Article published on the 2008-12-16 Latest update 2008-12-16 09:40 TU
Ben Said, who served as the Tunisian vice-consul in the French city of Strasbourg from 2000 to 2001, was accused by Zoulaikha Gharbi of leading a group of police officers who interrogated her and tortured her in a police station in the Tunisian town of Jendouba in 1996.
“A French court should not have ruled on this case,” Olivier Salichon, Ben Said’s lawyer, told RFI. “On the principle of legal procedure I’m disappointed. I’m also disappointed because this accusation is completely devoid of substance.”
Salichon argued that Gharbi did not have her story straight, and that there was no corroborating evidence of her torture.
“In all the testimony there were revisions, not only of details, but on the important points, notably on the participation - or non-participation - of Mr Ben Said in the violent acts that she says she’s a victim of,” he said.
Gharbi, who lives in France and started the lawsuit in 2001, claims she was partially undressed, hung from a metal bar and subjected to 24 hours of torture to get information about her husband, Mouldi Gharbi, who opposed President Zine El Abidine Ben Ali.

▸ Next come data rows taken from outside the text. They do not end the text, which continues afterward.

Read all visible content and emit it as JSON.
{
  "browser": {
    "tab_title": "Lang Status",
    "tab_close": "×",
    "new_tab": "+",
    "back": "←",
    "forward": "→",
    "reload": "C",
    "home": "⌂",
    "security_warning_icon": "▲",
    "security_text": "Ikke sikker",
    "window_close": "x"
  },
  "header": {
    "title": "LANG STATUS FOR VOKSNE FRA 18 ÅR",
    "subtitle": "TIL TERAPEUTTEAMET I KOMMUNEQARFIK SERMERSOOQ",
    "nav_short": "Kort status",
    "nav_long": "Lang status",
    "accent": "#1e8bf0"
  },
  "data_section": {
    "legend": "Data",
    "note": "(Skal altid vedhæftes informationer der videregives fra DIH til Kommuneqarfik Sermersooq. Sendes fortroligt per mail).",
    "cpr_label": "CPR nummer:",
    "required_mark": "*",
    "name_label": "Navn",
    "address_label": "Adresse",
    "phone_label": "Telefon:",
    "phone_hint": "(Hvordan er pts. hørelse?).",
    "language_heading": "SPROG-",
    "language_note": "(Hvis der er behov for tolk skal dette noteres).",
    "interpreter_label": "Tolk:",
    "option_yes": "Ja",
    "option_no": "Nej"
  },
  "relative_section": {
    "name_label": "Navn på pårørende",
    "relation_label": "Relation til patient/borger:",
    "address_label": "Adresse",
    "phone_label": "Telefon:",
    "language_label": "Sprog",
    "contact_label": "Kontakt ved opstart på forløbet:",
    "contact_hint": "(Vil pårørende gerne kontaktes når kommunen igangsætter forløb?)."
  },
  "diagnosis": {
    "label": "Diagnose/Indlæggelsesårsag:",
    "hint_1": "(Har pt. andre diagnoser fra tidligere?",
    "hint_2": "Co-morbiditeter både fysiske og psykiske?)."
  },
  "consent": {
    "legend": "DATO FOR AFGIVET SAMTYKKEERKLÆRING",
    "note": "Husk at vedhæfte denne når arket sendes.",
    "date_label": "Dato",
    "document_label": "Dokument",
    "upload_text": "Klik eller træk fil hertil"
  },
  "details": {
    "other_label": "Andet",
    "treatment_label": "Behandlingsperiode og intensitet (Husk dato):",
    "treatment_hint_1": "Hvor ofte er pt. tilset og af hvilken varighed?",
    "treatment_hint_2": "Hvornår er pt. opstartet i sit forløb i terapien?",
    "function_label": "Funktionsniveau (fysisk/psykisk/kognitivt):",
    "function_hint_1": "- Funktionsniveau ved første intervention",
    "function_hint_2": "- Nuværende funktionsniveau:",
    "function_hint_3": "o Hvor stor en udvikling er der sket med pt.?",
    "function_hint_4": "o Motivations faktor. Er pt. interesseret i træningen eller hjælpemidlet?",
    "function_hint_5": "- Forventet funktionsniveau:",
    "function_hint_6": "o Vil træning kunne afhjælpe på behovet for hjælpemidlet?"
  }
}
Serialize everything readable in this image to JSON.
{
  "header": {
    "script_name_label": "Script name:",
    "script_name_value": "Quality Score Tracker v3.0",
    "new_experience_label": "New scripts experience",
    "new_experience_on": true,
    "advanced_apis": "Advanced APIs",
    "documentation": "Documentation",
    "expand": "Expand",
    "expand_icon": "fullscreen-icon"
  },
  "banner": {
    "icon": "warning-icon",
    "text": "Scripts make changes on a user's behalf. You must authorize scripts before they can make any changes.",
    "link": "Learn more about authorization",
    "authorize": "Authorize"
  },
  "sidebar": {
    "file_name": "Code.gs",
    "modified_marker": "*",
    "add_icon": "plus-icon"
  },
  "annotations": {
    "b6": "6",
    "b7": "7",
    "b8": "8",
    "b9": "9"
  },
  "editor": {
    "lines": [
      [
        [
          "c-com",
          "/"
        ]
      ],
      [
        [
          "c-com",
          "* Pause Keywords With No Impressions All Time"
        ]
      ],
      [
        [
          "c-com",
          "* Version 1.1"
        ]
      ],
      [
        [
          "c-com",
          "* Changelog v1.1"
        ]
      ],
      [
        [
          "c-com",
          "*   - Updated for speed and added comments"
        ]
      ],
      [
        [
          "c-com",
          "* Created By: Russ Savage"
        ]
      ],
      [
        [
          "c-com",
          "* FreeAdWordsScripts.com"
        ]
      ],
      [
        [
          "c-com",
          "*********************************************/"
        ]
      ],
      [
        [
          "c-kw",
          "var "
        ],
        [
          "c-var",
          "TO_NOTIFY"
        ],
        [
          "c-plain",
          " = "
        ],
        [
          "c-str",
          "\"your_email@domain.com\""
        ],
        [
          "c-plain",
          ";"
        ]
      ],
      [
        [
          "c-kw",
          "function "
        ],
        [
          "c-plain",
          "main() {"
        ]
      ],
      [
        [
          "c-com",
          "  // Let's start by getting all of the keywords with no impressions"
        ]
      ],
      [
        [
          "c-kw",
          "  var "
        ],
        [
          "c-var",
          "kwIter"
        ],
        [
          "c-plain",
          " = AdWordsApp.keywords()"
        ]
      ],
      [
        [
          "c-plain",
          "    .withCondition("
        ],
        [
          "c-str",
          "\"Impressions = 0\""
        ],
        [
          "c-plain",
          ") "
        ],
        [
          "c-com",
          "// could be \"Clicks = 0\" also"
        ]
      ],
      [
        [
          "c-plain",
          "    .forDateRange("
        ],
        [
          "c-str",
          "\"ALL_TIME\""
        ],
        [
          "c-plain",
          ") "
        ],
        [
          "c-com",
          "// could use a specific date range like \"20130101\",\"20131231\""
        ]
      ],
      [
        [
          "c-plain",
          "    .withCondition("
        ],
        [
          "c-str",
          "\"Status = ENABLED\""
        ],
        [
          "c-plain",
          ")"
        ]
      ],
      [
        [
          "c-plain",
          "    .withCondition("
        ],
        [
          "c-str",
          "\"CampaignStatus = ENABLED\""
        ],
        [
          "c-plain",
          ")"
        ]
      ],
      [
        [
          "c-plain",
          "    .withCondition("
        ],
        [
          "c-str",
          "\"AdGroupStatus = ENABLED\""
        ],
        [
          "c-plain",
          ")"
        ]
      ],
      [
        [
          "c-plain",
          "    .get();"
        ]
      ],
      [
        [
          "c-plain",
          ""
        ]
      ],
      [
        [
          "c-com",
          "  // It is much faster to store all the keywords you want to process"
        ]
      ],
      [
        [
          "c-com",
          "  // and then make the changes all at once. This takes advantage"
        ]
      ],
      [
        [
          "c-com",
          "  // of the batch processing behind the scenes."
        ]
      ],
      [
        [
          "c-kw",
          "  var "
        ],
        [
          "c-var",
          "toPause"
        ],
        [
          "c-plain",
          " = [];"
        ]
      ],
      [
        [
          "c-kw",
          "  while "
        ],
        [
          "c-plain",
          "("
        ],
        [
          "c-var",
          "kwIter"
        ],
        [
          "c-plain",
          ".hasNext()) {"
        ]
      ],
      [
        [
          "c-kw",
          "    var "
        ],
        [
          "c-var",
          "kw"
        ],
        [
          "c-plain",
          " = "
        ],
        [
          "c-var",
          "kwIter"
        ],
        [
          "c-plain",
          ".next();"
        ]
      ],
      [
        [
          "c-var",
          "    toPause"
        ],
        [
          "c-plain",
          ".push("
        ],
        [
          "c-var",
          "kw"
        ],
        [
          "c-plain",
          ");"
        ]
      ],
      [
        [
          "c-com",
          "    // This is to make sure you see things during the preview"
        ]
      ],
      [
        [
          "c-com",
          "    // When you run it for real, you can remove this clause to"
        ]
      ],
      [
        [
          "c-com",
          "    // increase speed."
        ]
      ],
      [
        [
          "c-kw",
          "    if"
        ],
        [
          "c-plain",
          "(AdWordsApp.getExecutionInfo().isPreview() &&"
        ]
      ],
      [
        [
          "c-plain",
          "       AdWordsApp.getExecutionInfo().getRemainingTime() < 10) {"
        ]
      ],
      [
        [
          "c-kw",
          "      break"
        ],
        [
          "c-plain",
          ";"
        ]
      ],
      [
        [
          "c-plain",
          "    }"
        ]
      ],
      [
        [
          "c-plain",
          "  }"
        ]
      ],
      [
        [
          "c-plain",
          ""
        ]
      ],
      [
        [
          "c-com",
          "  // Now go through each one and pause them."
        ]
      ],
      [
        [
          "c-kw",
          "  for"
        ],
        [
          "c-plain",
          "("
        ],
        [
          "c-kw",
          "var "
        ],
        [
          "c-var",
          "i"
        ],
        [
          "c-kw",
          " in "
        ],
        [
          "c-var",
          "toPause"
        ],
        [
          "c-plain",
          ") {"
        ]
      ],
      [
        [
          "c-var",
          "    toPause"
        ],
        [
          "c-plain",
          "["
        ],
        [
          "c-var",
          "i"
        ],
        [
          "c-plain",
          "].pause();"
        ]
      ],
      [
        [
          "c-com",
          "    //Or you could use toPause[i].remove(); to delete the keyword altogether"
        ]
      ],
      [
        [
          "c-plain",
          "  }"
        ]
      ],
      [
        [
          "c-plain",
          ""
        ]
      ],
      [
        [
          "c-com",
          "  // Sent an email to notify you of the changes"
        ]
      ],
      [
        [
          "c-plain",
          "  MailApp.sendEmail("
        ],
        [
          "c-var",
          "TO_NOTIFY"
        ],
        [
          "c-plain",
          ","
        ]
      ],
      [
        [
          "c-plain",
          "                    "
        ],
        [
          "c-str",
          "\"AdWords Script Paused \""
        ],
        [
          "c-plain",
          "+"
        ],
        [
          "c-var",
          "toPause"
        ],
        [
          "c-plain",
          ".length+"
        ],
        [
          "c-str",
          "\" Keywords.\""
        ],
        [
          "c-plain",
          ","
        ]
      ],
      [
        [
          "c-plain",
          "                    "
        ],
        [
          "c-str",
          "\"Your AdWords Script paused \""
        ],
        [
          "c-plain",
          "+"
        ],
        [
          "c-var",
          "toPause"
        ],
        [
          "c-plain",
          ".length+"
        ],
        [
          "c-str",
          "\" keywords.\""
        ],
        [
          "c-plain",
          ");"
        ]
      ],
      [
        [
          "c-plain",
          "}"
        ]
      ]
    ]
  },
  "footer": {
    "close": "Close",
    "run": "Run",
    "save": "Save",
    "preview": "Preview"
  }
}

Patrick Baudoin, lawyer for the International Federation of Human Rights (FIDH), which helped represnt Gharbi, said the decision is a step forward in the fight against torture.
“It’s a strong signal to the Tunisian authorities to put an end, once and for all, what has been asked for by all organisations – governmental and NGO – to put a final end to this odious practice of torture,” he told RFI.
Even before the decision, Tunisian officials rejected the charges against Ben Said, and questioned France’s jurisdiction over the case.
Ben Said lives in Tunisia, and his lawyer says he does not know if his client will turn himself over to the French authorities or if he will appeal the decision.
This is the second case of a foreigner convicted in France - under the principle of universal jurisdiction - of acts committed abroad under the principle of universal jurisdiction. A Mauritanian military officer, Ely Ould Dha, was convicted of torture in 2005. The principle has gained a foothold in international law since the UK detained the former Chilean dictator Augusto Pinochet in 1998.
2008-04-29 09:01 TU
2008-04-29 09:47 TU